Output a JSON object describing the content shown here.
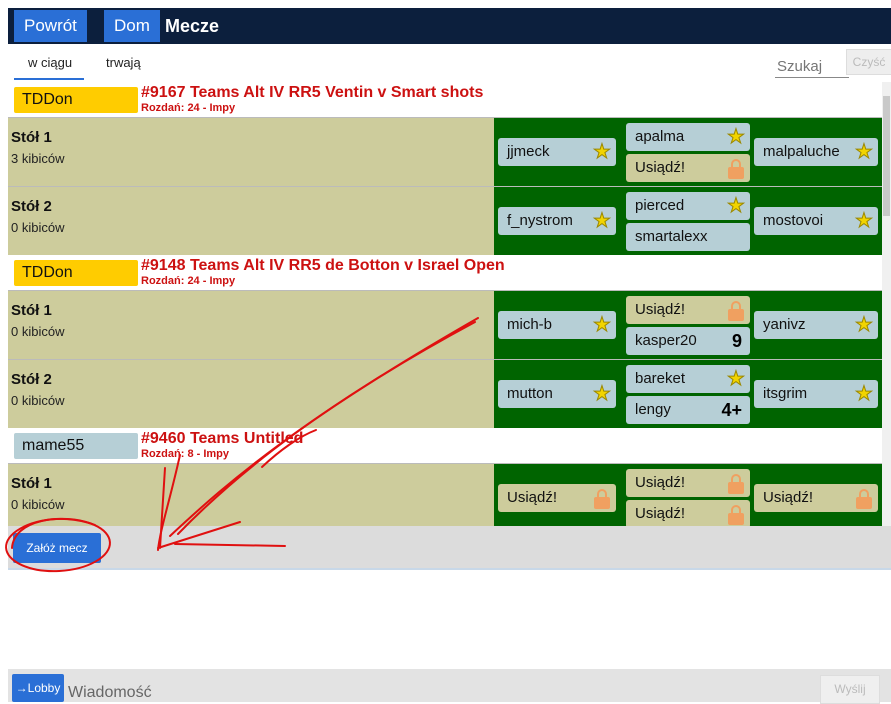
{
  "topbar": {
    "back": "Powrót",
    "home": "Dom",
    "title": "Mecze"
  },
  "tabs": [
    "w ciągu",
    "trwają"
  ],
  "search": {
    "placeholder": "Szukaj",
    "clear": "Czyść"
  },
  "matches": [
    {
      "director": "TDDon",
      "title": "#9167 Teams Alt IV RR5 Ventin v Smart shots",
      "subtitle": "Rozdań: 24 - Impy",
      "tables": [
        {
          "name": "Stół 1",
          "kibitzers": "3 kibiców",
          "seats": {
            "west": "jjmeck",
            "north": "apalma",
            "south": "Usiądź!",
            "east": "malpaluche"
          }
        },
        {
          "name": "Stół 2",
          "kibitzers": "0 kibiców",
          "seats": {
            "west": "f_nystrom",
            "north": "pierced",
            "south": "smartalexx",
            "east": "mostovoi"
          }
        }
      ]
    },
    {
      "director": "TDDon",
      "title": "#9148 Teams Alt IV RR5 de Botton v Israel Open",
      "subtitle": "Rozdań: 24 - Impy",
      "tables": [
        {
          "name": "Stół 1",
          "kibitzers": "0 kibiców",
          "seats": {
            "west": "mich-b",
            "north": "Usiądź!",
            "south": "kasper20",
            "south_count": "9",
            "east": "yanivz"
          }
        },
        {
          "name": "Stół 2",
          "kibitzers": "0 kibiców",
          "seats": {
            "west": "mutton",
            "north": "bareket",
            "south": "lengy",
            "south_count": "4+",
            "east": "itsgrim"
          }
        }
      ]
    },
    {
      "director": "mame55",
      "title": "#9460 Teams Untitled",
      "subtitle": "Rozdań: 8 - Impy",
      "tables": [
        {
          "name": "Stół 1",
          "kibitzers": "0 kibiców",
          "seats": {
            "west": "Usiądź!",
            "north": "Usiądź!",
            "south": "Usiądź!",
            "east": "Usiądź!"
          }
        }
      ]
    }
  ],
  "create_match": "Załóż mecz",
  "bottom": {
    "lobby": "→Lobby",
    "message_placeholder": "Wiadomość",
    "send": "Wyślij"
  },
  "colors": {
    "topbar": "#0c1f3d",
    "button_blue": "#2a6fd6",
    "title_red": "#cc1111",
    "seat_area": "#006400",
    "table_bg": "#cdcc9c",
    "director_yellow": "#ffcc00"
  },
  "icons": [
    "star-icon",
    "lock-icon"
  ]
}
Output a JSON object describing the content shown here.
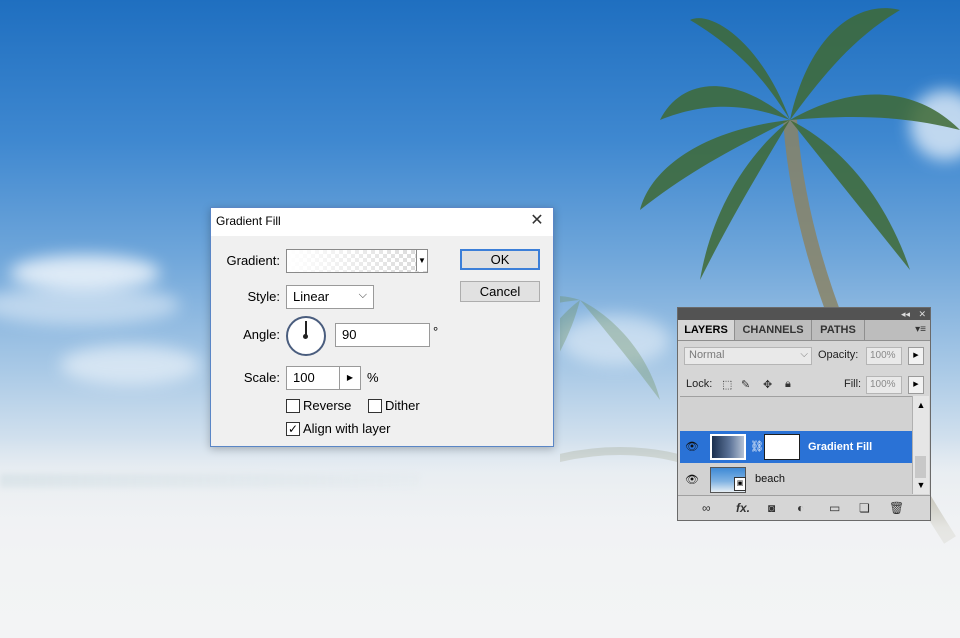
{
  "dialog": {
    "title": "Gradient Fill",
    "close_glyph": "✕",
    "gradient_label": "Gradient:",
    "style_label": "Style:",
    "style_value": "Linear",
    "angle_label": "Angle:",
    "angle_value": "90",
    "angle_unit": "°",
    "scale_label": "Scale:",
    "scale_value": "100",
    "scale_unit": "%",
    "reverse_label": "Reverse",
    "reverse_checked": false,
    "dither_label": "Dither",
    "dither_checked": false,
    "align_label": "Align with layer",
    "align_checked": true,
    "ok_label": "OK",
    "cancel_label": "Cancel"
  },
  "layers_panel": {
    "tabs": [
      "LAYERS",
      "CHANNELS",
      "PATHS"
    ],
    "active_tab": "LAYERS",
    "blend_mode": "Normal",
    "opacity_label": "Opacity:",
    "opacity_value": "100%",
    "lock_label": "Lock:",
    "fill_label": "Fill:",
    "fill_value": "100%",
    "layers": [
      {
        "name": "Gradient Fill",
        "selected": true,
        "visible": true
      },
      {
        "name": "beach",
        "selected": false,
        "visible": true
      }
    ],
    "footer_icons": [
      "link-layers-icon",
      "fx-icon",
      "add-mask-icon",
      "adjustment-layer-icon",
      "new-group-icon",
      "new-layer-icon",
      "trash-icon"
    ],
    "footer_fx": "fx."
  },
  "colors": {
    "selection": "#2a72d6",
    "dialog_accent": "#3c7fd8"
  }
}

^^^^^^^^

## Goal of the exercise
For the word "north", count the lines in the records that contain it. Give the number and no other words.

## Response
5